### Directions
The records sit below. Return every line in them that holds the word "true".

### Recorded information

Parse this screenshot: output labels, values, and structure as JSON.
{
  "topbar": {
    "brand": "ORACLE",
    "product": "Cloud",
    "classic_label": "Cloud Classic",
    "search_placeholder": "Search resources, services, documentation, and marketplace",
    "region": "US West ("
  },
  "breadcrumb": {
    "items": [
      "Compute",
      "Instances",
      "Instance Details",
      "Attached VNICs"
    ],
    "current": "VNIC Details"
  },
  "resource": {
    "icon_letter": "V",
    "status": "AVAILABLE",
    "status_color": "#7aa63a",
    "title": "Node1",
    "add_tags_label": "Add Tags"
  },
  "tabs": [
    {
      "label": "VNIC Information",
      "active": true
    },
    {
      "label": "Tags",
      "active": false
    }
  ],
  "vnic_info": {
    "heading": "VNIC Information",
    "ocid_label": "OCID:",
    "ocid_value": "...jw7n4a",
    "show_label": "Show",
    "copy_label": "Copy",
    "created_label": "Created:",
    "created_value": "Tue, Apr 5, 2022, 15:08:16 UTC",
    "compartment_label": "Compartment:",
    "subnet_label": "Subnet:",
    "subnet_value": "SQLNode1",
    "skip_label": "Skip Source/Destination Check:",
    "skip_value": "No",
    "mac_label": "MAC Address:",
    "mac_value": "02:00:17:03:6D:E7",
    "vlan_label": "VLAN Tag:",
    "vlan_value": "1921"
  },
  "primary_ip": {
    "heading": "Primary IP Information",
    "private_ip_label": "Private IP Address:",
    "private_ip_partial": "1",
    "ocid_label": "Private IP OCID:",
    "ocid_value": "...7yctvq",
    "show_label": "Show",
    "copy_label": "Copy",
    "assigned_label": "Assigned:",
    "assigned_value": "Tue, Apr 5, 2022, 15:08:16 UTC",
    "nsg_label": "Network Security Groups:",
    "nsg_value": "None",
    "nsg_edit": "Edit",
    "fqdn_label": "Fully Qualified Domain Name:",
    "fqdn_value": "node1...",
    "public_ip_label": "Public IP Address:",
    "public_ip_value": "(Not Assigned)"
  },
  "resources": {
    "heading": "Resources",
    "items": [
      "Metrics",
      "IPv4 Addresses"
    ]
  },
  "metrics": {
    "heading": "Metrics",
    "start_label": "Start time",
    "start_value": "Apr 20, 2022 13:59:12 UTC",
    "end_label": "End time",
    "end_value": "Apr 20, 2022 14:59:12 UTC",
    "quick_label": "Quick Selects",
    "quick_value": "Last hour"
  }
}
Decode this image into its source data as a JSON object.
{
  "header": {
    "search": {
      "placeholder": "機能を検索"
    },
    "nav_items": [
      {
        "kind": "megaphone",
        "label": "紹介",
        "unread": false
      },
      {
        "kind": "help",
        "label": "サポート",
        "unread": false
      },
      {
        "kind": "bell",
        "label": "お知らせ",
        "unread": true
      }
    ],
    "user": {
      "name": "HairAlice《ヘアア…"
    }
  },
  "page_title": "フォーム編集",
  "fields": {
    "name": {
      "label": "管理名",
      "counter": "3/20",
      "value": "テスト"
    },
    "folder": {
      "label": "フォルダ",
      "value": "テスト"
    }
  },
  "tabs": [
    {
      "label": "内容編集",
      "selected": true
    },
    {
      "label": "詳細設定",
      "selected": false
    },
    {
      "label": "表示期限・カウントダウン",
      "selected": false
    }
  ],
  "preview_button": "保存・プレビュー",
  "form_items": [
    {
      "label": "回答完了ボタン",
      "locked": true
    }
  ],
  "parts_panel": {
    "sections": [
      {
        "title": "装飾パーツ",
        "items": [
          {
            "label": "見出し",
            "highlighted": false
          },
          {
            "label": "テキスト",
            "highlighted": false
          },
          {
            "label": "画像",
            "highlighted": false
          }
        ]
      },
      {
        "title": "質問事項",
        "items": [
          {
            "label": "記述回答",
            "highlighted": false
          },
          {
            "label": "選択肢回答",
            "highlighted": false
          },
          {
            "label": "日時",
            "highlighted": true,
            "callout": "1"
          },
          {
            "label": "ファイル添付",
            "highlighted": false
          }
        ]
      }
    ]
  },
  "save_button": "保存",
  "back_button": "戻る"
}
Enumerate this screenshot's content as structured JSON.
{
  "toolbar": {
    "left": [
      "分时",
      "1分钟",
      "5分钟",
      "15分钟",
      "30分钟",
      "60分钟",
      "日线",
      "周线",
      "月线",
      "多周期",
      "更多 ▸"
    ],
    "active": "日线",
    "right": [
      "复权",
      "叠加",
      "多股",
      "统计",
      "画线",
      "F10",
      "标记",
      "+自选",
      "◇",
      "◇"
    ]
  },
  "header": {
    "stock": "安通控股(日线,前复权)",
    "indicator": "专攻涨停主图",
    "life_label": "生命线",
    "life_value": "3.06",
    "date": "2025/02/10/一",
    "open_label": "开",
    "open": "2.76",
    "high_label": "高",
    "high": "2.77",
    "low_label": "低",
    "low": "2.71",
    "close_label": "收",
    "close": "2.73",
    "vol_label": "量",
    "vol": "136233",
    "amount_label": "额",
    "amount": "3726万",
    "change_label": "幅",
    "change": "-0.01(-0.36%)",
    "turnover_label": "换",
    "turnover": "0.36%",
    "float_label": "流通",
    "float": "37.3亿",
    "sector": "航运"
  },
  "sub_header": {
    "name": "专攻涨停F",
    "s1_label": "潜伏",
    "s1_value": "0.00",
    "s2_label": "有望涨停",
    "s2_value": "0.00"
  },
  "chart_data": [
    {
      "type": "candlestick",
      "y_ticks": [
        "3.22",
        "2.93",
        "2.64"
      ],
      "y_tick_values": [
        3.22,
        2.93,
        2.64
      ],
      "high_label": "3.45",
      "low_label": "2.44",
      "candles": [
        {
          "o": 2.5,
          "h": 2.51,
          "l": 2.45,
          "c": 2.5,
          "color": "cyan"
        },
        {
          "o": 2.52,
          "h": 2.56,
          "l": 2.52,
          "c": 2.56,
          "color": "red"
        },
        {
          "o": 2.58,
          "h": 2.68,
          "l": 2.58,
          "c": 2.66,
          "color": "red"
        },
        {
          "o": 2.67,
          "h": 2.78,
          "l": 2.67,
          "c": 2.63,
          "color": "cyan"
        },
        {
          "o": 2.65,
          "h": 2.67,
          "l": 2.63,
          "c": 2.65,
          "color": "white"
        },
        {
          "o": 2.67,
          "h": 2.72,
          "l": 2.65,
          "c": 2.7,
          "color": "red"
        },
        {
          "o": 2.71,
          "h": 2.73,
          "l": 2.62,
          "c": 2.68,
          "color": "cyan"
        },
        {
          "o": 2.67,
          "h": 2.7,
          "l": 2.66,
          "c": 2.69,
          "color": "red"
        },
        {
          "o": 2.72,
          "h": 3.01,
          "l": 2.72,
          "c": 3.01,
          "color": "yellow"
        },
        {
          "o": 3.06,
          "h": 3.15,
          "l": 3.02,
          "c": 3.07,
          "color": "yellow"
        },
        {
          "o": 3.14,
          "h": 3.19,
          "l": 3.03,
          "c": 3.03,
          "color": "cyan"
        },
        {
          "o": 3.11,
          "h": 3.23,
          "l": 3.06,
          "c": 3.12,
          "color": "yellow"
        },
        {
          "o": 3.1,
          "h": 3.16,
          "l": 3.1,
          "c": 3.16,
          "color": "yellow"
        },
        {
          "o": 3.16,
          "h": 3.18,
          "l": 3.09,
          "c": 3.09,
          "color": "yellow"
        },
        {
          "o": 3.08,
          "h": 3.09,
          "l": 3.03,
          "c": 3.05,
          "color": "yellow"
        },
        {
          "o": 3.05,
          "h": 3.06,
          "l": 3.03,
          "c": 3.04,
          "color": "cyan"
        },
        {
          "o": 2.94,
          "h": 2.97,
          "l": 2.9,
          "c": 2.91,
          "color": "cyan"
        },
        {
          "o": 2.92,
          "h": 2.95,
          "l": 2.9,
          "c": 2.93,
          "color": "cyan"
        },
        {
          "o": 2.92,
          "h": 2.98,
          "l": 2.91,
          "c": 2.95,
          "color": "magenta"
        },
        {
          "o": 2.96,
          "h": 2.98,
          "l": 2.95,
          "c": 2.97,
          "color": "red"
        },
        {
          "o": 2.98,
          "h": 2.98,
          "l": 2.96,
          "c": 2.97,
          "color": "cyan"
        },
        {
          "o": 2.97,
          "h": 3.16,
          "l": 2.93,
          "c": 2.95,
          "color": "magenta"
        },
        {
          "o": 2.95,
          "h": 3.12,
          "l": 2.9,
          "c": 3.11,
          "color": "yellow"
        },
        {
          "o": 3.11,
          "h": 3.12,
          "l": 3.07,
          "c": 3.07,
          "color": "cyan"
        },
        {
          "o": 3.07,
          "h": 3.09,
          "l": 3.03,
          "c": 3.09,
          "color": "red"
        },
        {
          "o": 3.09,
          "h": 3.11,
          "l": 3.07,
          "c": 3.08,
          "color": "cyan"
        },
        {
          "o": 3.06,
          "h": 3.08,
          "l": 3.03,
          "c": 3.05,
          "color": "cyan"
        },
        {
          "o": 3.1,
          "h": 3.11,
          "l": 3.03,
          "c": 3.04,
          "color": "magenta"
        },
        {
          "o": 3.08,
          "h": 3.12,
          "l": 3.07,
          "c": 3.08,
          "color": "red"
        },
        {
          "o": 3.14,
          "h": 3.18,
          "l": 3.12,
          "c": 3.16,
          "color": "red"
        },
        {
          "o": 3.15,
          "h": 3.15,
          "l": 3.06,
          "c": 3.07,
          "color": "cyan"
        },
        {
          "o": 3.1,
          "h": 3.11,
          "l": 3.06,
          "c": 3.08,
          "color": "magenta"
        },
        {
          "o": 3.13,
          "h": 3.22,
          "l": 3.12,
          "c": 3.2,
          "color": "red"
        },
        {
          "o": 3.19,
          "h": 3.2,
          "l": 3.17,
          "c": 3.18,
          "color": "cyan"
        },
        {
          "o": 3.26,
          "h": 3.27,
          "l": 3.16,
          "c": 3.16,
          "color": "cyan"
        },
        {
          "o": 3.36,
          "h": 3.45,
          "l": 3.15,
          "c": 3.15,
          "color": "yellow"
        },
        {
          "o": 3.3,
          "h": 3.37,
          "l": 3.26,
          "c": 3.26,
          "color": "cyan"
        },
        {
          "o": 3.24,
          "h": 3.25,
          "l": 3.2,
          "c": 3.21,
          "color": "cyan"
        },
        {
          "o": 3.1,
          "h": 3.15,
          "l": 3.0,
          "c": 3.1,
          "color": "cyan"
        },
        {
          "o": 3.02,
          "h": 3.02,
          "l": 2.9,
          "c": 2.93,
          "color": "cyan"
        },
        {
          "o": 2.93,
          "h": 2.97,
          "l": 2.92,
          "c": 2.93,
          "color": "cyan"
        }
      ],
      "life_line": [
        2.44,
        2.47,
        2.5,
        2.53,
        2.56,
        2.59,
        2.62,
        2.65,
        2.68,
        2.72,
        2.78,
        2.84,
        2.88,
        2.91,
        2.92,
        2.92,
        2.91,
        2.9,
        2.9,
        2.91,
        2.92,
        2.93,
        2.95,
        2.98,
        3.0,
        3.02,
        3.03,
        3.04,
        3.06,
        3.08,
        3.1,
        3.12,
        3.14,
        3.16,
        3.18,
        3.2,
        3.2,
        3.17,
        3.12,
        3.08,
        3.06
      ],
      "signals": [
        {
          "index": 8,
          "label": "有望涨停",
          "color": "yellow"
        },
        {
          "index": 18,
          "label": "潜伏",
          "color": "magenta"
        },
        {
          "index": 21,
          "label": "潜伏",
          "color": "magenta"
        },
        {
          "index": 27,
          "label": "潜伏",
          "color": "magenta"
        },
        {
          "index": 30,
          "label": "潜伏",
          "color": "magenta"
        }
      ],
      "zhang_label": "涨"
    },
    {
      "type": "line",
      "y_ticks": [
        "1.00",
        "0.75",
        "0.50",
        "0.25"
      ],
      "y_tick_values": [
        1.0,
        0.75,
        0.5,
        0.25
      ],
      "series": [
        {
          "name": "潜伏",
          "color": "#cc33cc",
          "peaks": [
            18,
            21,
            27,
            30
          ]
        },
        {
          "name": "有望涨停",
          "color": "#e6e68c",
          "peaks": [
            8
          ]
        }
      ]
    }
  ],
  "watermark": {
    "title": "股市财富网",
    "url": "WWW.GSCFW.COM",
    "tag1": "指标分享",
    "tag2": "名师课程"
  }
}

### Exercise result
      "active": true
        "unread": true
      "selected": true
      "locked": true
            "highlighted": true,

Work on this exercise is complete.